**Data shown:**
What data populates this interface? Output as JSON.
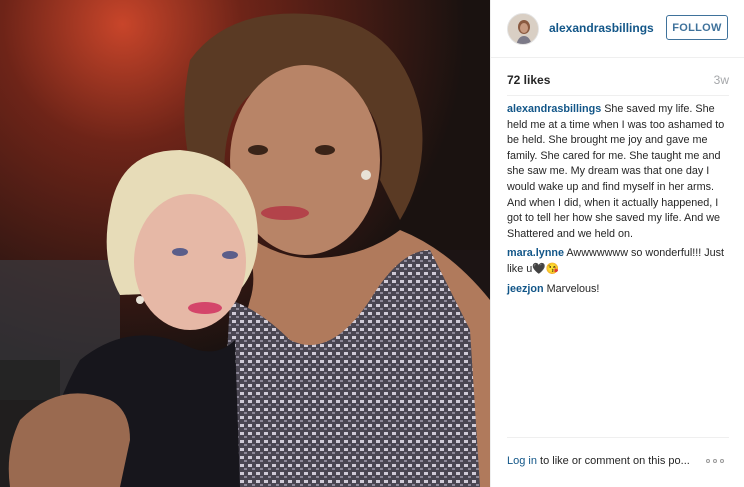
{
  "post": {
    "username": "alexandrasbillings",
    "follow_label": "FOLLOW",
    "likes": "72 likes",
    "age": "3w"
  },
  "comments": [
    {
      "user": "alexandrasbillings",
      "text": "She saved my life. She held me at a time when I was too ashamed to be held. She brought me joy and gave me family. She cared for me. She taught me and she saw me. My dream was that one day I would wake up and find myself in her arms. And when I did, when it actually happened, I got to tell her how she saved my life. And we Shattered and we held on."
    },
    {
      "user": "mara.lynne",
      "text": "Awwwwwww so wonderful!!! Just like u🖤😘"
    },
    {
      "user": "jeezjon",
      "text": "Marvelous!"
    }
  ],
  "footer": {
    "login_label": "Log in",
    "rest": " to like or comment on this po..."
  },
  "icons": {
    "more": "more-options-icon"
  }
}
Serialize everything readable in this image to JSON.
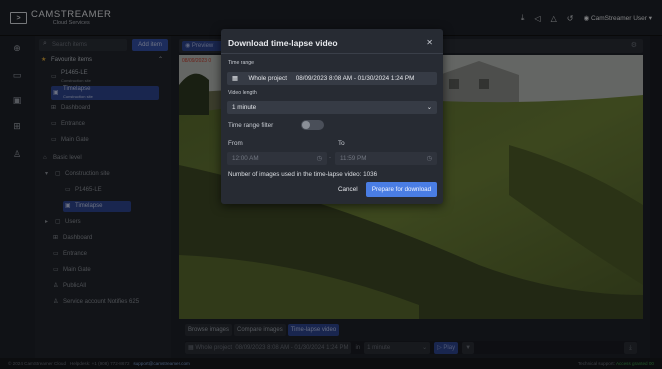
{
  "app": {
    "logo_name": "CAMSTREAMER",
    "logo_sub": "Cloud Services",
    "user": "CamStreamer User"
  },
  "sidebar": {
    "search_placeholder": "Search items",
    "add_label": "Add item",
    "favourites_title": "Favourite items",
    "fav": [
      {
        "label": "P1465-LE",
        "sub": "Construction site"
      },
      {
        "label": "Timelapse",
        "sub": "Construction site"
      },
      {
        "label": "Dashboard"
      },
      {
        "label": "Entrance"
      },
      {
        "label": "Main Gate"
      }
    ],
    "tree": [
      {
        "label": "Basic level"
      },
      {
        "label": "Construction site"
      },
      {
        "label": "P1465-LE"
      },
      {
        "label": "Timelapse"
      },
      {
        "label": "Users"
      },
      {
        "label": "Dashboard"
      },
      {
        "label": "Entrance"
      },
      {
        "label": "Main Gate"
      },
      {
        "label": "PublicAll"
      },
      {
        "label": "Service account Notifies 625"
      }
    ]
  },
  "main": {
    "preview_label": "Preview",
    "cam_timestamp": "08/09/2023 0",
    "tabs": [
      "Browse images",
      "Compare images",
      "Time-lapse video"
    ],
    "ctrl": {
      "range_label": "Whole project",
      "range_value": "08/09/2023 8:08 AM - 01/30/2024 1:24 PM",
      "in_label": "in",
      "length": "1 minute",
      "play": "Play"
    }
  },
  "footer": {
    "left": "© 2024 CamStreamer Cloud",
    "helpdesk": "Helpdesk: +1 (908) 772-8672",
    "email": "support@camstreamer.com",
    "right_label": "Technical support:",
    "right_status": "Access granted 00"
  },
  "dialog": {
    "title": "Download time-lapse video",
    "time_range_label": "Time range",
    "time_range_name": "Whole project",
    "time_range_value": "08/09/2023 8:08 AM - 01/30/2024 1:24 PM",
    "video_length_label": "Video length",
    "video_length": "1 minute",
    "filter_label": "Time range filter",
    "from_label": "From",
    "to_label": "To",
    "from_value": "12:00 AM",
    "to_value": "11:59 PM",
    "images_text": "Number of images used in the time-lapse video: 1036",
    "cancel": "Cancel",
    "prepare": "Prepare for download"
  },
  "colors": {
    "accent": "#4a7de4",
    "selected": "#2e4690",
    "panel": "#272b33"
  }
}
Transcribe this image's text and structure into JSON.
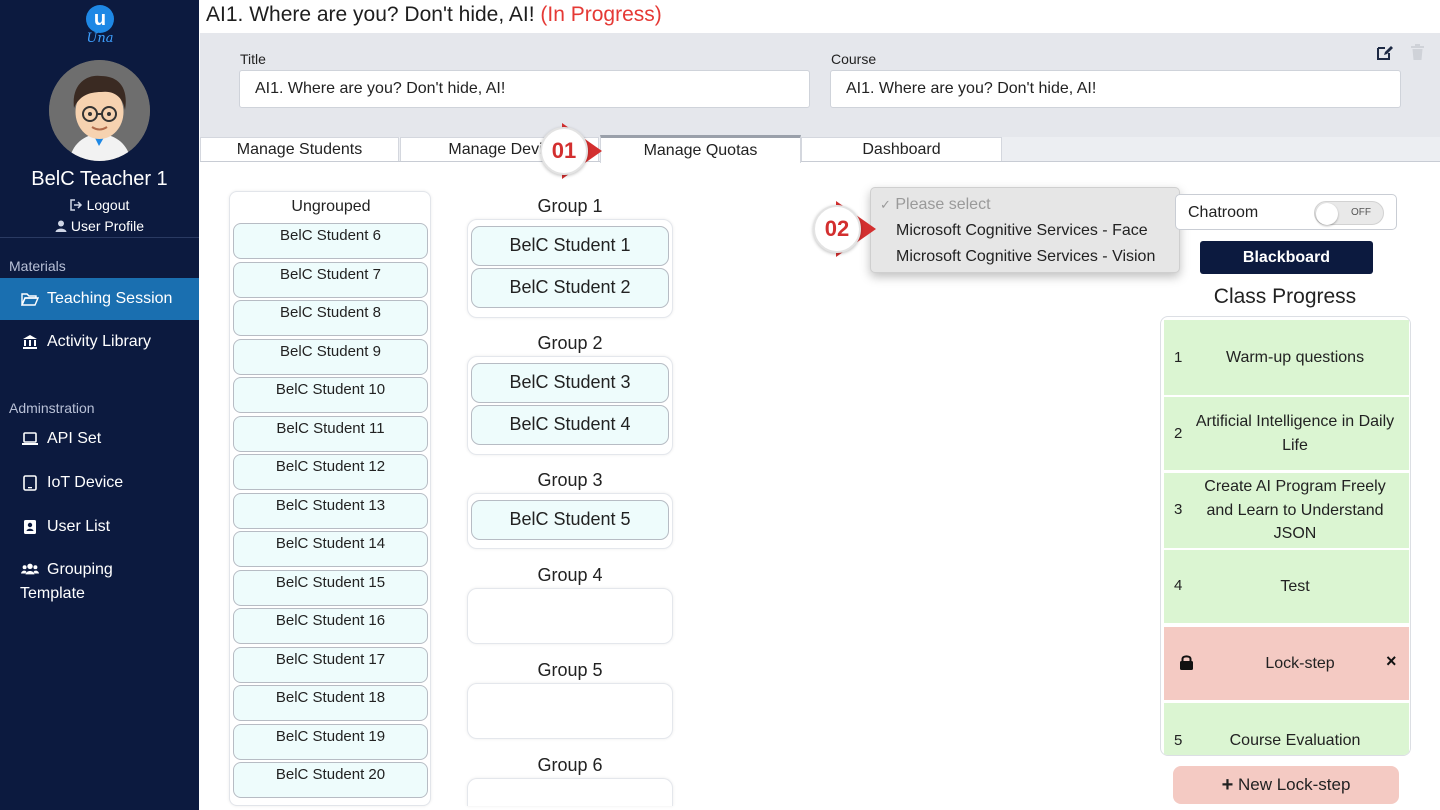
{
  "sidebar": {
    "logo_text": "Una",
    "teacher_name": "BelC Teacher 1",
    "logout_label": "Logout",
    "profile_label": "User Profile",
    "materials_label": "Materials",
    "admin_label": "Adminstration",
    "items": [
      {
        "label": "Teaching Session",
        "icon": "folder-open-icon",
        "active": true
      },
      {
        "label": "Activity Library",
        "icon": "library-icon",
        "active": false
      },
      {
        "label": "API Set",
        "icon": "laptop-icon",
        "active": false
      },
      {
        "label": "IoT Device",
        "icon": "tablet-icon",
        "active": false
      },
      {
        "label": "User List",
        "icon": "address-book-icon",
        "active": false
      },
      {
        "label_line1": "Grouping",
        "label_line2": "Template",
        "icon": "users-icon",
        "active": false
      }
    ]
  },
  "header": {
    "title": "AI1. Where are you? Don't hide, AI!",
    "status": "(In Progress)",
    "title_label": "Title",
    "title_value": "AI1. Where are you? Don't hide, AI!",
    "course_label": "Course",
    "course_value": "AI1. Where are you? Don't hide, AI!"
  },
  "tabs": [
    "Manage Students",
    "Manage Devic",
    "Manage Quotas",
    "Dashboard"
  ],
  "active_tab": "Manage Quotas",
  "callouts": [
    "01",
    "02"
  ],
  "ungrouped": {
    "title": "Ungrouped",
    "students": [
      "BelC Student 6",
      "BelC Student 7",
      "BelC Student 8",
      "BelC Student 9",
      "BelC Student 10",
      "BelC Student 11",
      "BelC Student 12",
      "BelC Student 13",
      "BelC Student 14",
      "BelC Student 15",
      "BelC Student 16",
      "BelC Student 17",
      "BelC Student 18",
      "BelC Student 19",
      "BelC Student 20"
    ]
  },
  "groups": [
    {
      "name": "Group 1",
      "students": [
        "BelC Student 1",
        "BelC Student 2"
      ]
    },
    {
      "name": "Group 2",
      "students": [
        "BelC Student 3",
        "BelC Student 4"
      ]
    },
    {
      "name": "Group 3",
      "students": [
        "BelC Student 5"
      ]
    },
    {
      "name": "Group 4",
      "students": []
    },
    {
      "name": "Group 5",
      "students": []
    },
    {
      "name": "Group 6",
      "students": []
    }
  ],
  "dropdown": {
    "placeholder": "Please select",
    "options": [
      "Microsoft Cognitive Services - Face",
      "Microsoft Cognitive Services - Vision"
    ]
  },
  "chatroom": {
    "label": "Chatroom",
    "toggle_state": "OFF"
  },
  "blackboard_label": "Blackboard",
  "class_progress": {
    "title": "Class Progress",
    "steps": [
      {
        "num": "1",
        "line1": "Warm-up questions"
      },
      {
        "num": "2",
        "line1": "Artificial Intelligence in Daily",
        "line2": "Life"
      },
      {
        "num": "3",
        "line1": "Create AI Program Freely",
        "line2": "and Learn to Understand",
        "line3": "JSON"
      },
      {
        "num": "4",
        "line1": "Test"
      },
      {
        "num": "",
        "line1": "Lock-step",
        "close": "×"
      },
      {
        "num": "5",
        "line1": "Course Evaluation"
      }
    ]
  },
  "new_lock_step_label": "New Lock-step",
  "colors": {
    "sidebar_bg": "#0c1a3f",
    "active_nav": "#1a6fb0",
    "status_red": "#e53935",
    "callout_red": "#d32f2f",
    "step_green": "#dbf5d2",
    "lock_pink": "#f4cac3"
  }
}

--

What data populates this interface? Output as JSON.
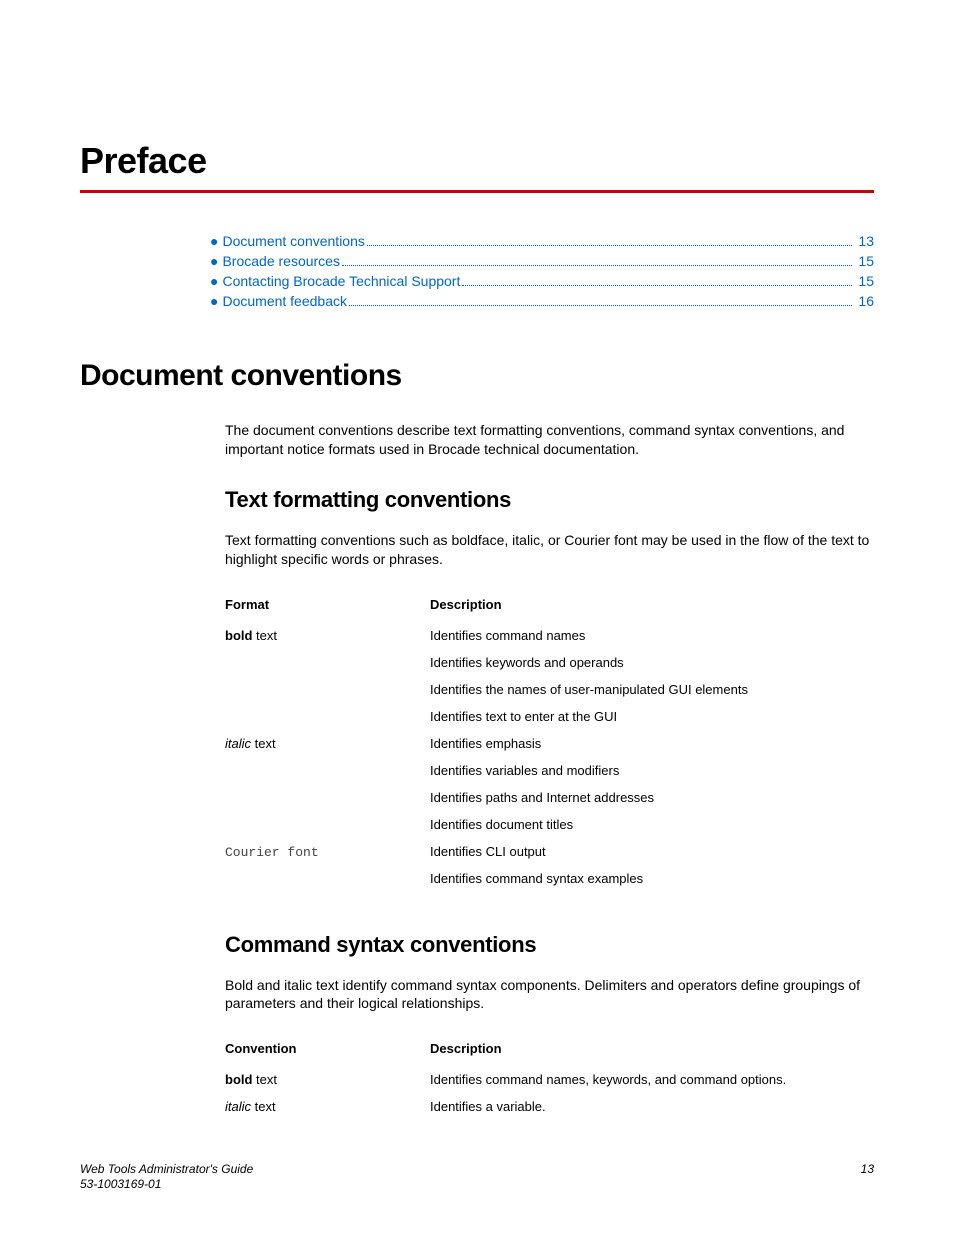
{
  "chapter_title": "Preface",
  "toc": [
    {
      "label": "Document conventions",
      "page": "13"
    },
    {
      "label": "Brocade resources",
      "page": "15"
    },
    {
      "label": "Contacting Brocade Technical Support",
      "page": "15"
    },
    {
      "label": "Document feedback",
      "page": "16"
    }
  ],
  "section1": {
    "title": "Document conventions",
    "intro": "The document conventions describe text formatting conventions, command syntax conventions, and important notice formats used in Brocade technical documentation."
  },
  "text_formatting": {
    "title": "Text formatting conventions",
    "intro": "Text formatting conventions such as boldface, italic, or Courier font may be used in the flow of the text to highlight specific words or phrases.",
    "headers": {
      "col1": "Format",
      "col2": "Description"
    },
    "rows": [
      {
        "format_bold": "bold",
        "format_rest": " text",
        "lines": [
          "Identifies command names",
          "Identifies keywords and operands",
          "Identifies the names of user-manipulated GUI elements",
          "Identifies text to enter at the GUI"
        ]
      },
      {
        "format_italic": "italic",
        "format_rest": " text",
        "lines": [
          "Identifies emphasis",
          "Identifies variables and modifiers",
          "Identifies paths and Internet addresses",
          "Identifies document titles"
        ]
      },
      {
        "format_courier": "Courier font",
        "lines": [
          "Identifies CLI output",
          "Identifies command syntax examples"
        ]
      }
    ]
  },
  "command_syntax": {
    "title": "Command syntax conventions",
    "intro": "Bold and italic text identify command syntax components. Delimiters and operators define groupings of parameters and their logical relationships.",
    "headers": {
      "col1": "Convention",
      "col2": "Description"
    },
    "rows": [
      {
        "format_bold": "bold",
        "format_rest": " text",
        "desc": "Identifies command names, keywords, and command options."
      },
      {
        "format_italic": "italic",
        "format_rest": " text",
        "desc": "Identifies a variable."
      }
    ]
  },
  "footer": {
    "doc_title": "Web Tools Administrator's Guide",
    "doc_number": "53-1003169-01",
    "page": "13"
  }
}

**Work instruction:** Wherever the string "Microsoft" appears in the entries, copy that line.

**Completed task:**
      "Microsoft Cognitive Services - Face",
      "Microsoft Cognitive Services - Vision"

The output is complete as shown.